#1 Meet and connect people. I find ideas are always made better when they are shared openly. I’ve tried to invite different people out for lunch each day at work. Folks who know each other, but who under normal circumstances won’t go to lunch with each other. One measure of health is how well the blood circulates. In a company that blood is communication.
My mission isn’t limited to where I work. It extends to outside work. I’ve already met with Reagan Hwang of UXFactory. Interesting things happen when people with passion and ideas meet. Stay tuned.
#2 Read a book a week. This due to a convergence of two facts in my life these days: 1) there are far too many books I have bought that i have never read; 2) My subway ride to work is just over an hour each way.
Mind you I am the slowest reader I know. I typically read about 20-25 pages an hour. Which is fine, since for some strange reason, most books I read seem to have chapters that are about that length.
My pile of unread book fall into roughly 3 categories:
- Architecture theory books from the mid to late ’90 I bought during my Columbia Master of Architecture days.
- Internet, information architecture books I bought between 2001-2006 during my web consulting years at Forum One.
- Business of design books I bought recently.
So far it has gone pretty well. In the first month of 2008 I have read:
Architecture and Utopia: Design and Capitalist Development, by Manfredo Tafuri. This small but heavy theory book was on the list of required reading for my M.Arch course. I still don’t have enough brains to understand even a fraction of what Mr. Tafuri is on about. But I can now strike that off the list I’ve kept since 1994.
The Ten-Day MBA, by Steven Silbiger. When my wife and I were dating, I had just graduated from my masters in architecture and she was just starting her MBA. The architecture school and the business school were physically separated only by a few yards, but we were a world apart. We, at the architecture school, always had a disdain for the other. Once I lamented to a friend that the MBA students will probably make multiples more money than us, and may even become our clients. His response was, “yeah, but they don’t have any taste.” Being close to the top of an organization, it helps to have some basic business knowledge if not an understanding of the lingo. Maybe I’ll even get a real MBA one day. What a change.
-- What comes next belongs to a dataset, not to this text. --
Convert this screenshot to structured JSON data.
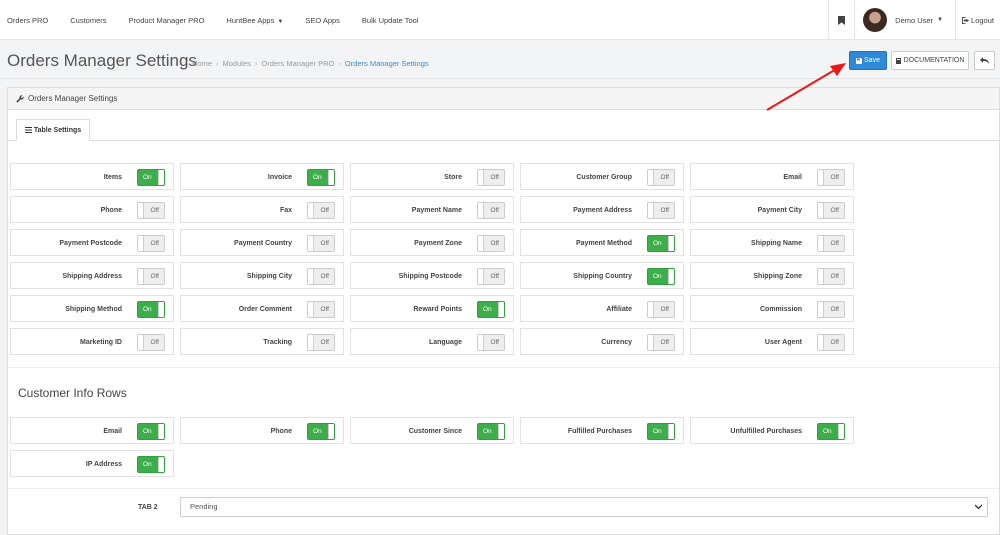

Inside Architecture, by Vittorio Gregotti. I’ve been fluctuating between architecture and business/design every other book. This book I used for a paper in a class entitled, “Global Architecture” given by much personally-admired Prof. Gwendolyn Wright. I recently had dinner with a close friend from Columbia who head Jina, a successful architectural practice in Korea, He told me this book in part forms the basis of his architectural philosophy at his firm. That’s reason enough for a full read.
The Laws of Simplicity, by John Maeda. I also own the hefty Maeda @ Media, but this book is more readable. Also Simplicity seems to have been a trendy but bloated subject recently. If I am to talk intelligently about simplicity and why it’s not always appropriate, it’s better to keep friends close and enemies closer. Not quite sure if simplicity is my friend or enemy.
Everything Is Miscellaneous: The Power of the New Digital Disorder, by David Weinberger. I saw Weinberger give a presentation at the Nonprofit Technology Conference back in April 2007. His book had just come out. I’ve been carrying it with me ever since then on every business trip hoping to crack it open, but always failing. Now I have and I am glad I did. This is by far the best book so far this year. Weinberger does a great job of summarizes the current trend toward the atomization or the “miscellanization” of knowledge and weaves a convincing argument that this mess of miscellany is now more open than ever for each of us to bestow our personal and social meaning upon it, freed from traditional sources of authority. What’s equally impressive is that he mentions the word “Web 2.0” only once in the whole book, when in fact that is what he is referring to. But he goes beyond mere web as a phenomenon to talk about how it affects the structure and development of knowledge itself. What he provides is a framework for what makes Web 2.0 possible. More about this book later.